EDWIN P. MORROW was born in Somerset, Kentucky on November 28, 1877. His education was attained at St. Mary's College in Tennessee, Cumberland College in Kentucky, and at the University of Cincinnati, where he earned a law degree in 1902. Morrow established a successful legal career, serving as the city attorney for Somerset in 1903. He also served as the U.S. district attorney for the Eastern District of Kentucky from 1910 to 1913. Morrow had his first encounter with politics in 1895, when he work on the gubernatorial campaign of his uncle, William O. Bradley, who became governor later that same year. Morrow served as a delegate to the 1916, 1920, and 1928 Republican National Conventions, and was an unsuccessful candidate for the U.S. Senate in 1913 and in his election bid for governor in 1915. He won the 1919 Republican gubernatorial nomination, was elected governor, and sworn into office on December 9, 1919. During his tenure, the state highway office was restructured, the board of charities was established, the public school system was improved, a state anti-lynching law was sanctioned, and the board of corrections was organized. Also, a non-partisan judiciary law was authorized, two state normal schools were established, and the Ku Klux Klan's activities were controlled. After leaving office on December 11, 1923, Morrow served on the U.S. Railroad Labor Board from 1923 to 1926. He retired from politics after his defeat for Congress in 1934. Governor Edwin P. Morrow passed away on June 15, 1935, and was buried at the Frankfort Cemetery in Frankfort, Kentucky.

Sources:

Governors' Papers, Kentucky Department for Libraries & Archives, Public Records Division

Kentucky Court of Justice

The Political Graveyard

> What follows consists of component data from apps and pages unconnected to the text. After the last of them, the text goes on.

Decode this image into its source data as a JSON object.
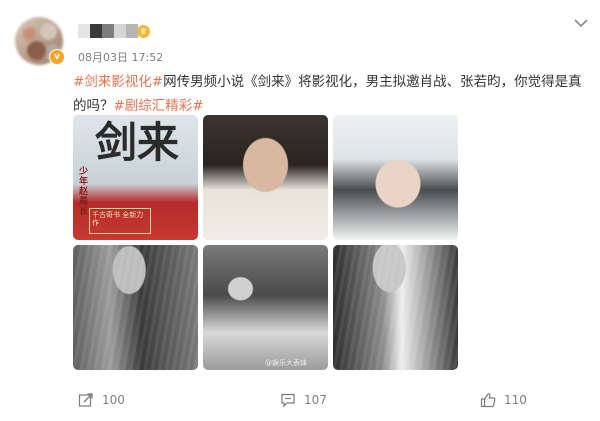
{
  "post": {
    "date_time": "08月03日 17:52",
    "text_parts": [
      {
        "type": "tag",
        "text": "#剑来影视化#"
      },
      {
        "type": "text",
        "text": "网传男频小说《剑来》将影视化，男主拟邀肖战、张若昀，你觉得是真的吗？"
      },
      {
        "type": "tag",
        "text": "#剧综汇精彩#"
      }
    ]
  },
  "images": {
    "p1_title": "剑来",
    "p1_sub": "少年赵晨长",
    "p1_box": "千古奇书 全新力作",
    "p5_watermark": "@娱乐大表妹"
  },
  "actions": {
    "repost_count": "100",
    "comment_count": "107",
    "like_count": "110"
  },
  "colors": {
    "tag": "#eb7350",
    "meta": "#808080",
    "vip_badge": "#f6a623"
  }
}
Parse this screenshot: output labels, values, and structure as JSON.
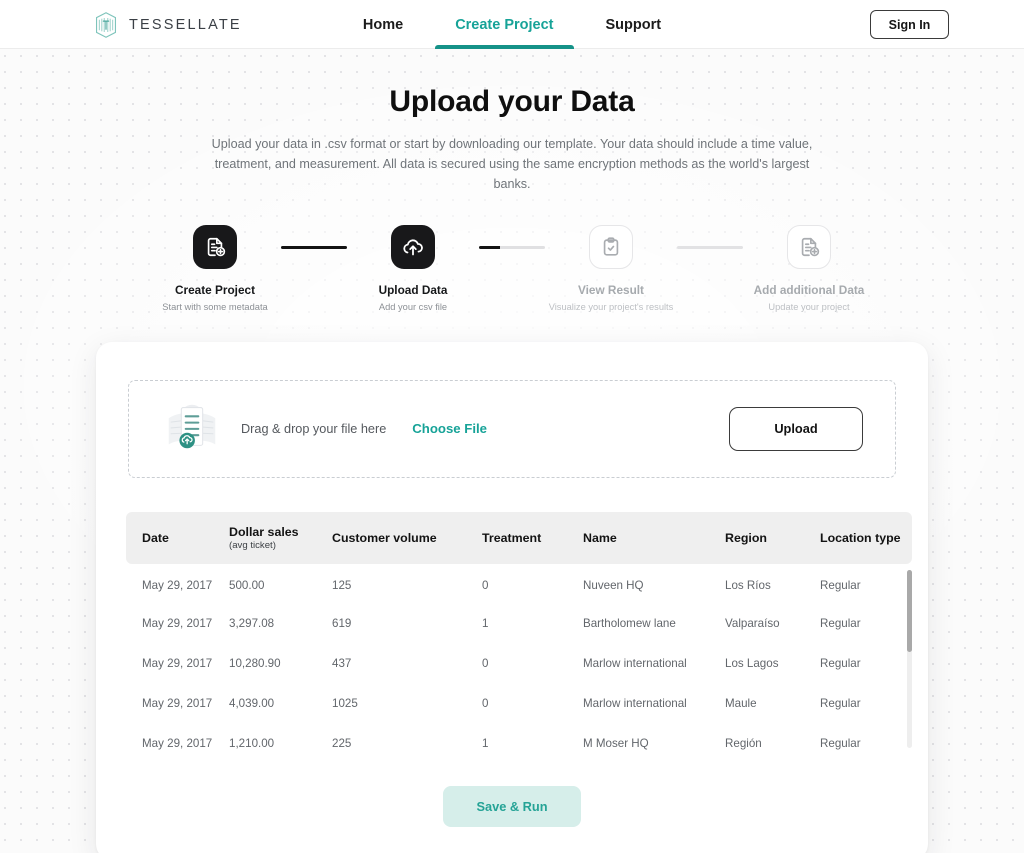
{
  "nav": {
    "brand": "TESSELLATE",
    "brand_logo_icon": "tessellate-hexagon-logo",
    "links": [
      {
        "label": "Home",
        "active": false
      },
      {
        "label": "Create Project",
        "active": true
      },
      {
        "label": "Support",
        "active": false
      }
    ],
    "signin_label": "Sign In",
    "accent_color": "#17a398"
  },
  "hero": {
    "title": "Upload your Data",
    "description": "Upload your data in .csv format or start by downloading our template. Your data should include a time value, treatment, and measurement. All data is secured using the same encryption methods as the world's largest banks."
  },
  "stepper": {
    "steps": [
      {
        "title": "Create Project",
        "subtitle": "Start with some metadata",
        "icon": "document-plus-icon",
        "state": "done"
      },
      {
        "title": "Upload Data",
        "subtitle": "Add your csv file",
        "icon": "cloud-upload-icon",
        "state": "done"
      },
      {
        "title": "View Result",
        "subtitle": "Visualize your project's results",
        "icon": "clipboard-check-icon",
        "state": "todo"
      },
      {
        "title": "Add additional Data",
        "subtitle": "Update your project",
        "icon": "document-plus-icon",
        "state": "todo"
      }
    ]
  },
  "dropzone": {
    "icon": "documents-upload-icon",
    "text": "Drag & drop your file here",
    "choose_file_label": "Choose File",
    "upload_label": "Upload"
  },
  "table": {
    "columns": [
      {
        "label": "Date",
        "sub": ""
      },
      {
        "label": "Dollar sales",
        "sub": "(avg ticket)"
      },
      {
        "label": "Customer volume",
        "sub": ""
      },
      {
        "label": "Treatment",
        "sub": ""
      },
      {
        "label": "Name",
        "sub": ""
      },
      {
        "label": "Region",
        "sub": ""
      },
      {
        "label": "Location type",
        "sub": ""
      }
    ],
    "rows": [
      {
        "date": "May 29, 2017",
        "sales": "500.00",
        "volume": "125",
        "treatment": "0",
        "name": "Nuveen HQ",
        "region": "Los Ríos",
        "location": "Regular"
      },
      {
        "date": "May 29, 2017",
        "sales": "3,297.08",
        "volume": "619",
        "treatment": "1",
        "name": "Bartholomew lane",
        "region": "Valparaíso",
        "location": "Regular"
      },
      {
        "date": "May 29, 2017",
        "sales": "10,280.90",
        "volume": "437",
        "treatment": "0",
        "name": "Marlow international",
        "region": "Los Lagos",
        "location": "Regular"
      },
      {
        "date": "May 29, 2017",
        "sales": "4,039.00",
        "volume": "1025",
        "treatment": "0",
        "name": "Marlow international",
        "region": "Maule",
        "location": "Regular"
      },
      {
        "date": "May 29, 2017",
        "sales": "1,210.00",
        "volume": "225",
        "treatment": "1",
        "name": "M Moser HQ",
        "region": "Región",
        "location": "Regular"
      }
    ]
  },
  "footer": {
    "save_label": "Save & Run"
  }
}
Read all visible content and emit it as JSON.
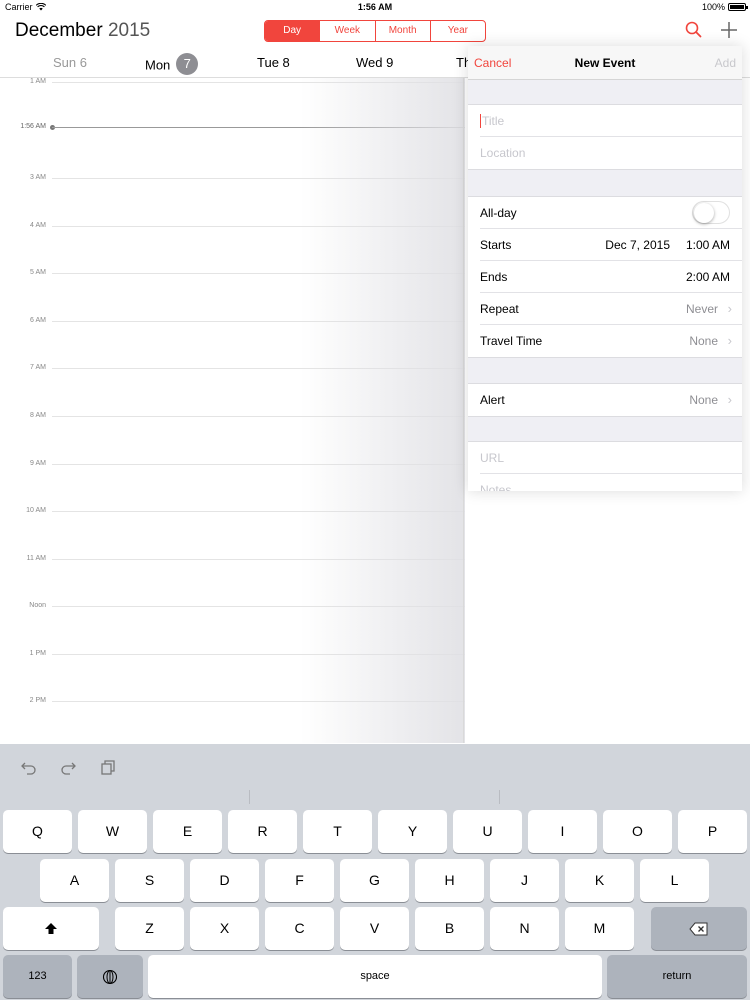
{
  "status_bar": {
    "carrier": "Carrier",
    "time": "1:56 AM",
    "battery_label": "100%",
    "battery_level": 1.0
  },
  "header": {
    "month": "December",
    "year": "2015",
    "view_tabs": [
      {
        "label": "Day",
        "active": true
      },
      {
        "label": "Week",
        "active": false
      },
      {
        "label": "Month",
        "active": false
      },
      {
        "label": "Year",
        "active": false
      }
    ],
    "icons": [
      "search-icon",
      "plus-icon"
    ],
    "accent_color": "#f1453d"
  },
  "days": [
    {
      "label": "Sun 6",
      "muted": true
    },
    {
      "label": "Mon",
      "number": "7",
      "selected": true
    },
    {
      "label": "Tue 8"
    },
    {
      "label": "Wed 9"
    },
    {
      "label": "Th"
    }
  ],
  "time_grid": {
    "hours": [
      "1 AM",
      "2 AM",
      "3 AM",
      "4 AM",
      "5 AM",
      "6 AM",
      "7 AM",
      "8 AM",
      "9 AM",
      "10 AM",
      "11 AM",
      "Noon",
      "1 PM",
      "2 PM"
    ],
    "current_time_label": "1:56 AM"
  },
  "new_event": {
    "cancel": "Cancel",
    "title": "New Event",
    "add": "Add",
    "title_placeholder": "Title",
    "location_placeholder": "Location",
    "all_day_label": "All-day",
    "all_day_on": false,
    "starts_label": "Starts",
    "starts_date": "Dec 7, 2015",
    "starts_time": "1:00 AM",
    "ends_label": "Ends",
    "ends_time": "2:00 AM",
    "repeat_label": "Repeat",
    "repeat_value": "Never",
    "travel_label": "Travel Time",
    "travel_value": "None",
    "alert_label": "Alert",
    "alert_value": "None",
    "url_placeholder": "URL",
    "notes_placeholder": "Notes"
  },
  "keyboard": {
    "toolbar": [
      "undo-icon",
      "redo-icon",
      "paste-icon"
    ],
    "row1": [
      "Q",
      "W",
      "E",
      "R",
      "T",
      "Y",
      "U",
      "I",
      "O",
      "P"
    ],
    "row2": [
      "A",
      "S",
      "D",
      "F",
      "G",
      "H",
      "J",
      "K",
      "L"
    ],
    "row3": [
      "Z",
      "X",
      "C",
      "V",
      "B",
      "N",
      "M"
    ],
    "numbers": "123",
    "space": "space",
    "return": "return"
  }
}
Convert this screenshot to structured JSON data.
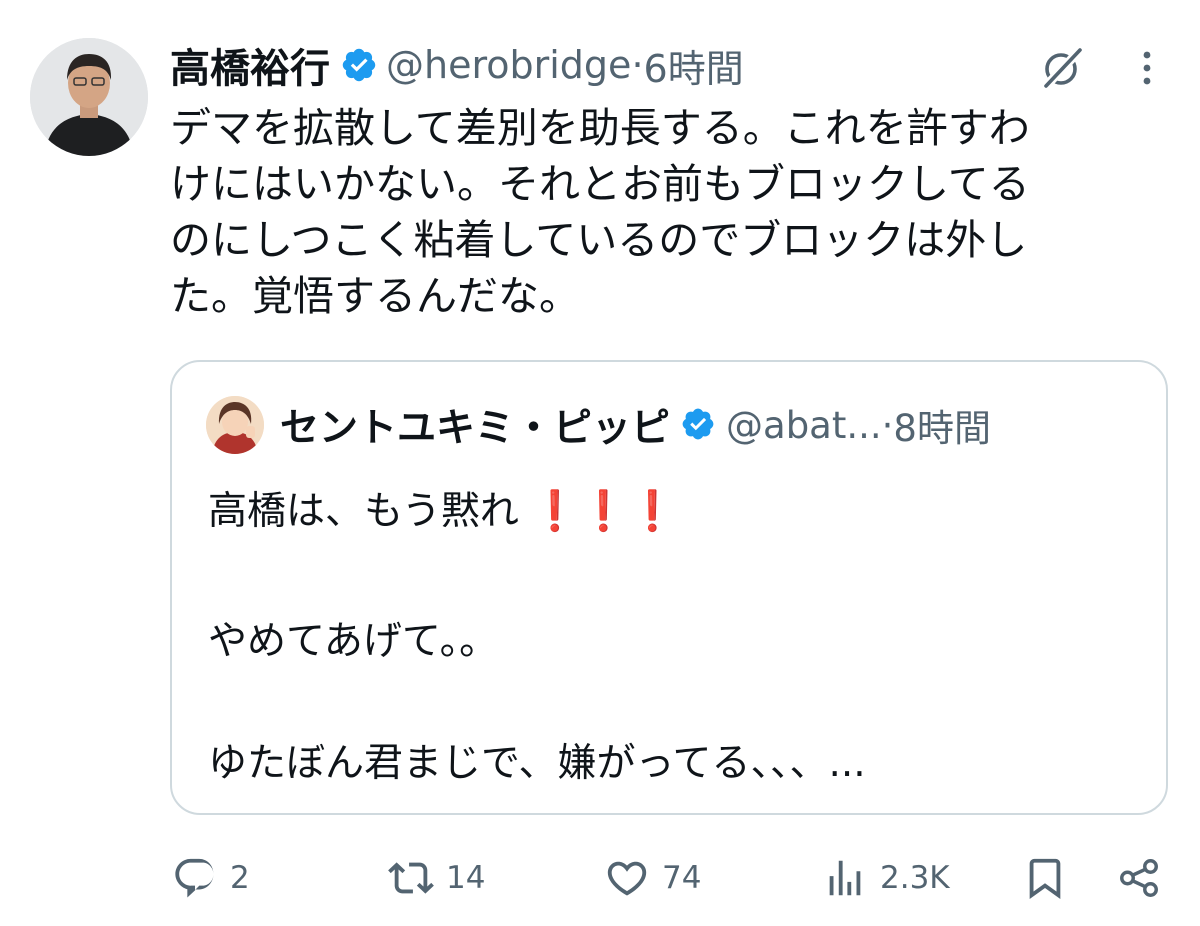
{
  "tweet": {
    "name": "高橋裕行",
    "handle": "@herobridge",
    "time_sep": " · ",
    "time": "6時間",
    "text": "デマを拡散して差別を助長する。これを許すわ\nけにはいかない。それとお前もブロックしてる\nのにしつこく粘着しているのでブロックは外し\nた。覚悟するんだな。"
  },
  "quote": {
    "name": "セントユキミ・ピッピ",
    "handle": "@abat...",
    "time_sep": " · ",
    "time": "8時間",
    "line1": "高橋は、もう黙れ",
    "exclamations": "❗❗❗",
    "line2": "やめてあげて。。",
    "line3": "ゆたぼん君まじで、嫌がってる、、、..."
  },
  "actions": {
    "replies": "2",
    "retweets": "14",
    "likes": "74",
    "views": "2.3K"
  },
  "colors": {
    "verified": "#1d9bf0",
    "muted": "#536471",
    "border": "#cfd9de",
    "exclamation": "#e0102a"
  },
  "icons": [
    "verified-badge-icon",
    "grok-icon",
    "more-icon",
    "reply-icon",
    "retweet-icon",
    "like-icon",
    "views-icon",
    "bookmark-icon",
    "share-icon"
  ]
}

Sobel, Robert, and John Raimo, eds. Biographical Directory of the Governors of the United States, 1789-1978, Vol. 2, Westport, Conn.; Meckler Books, 1978. 4 vols.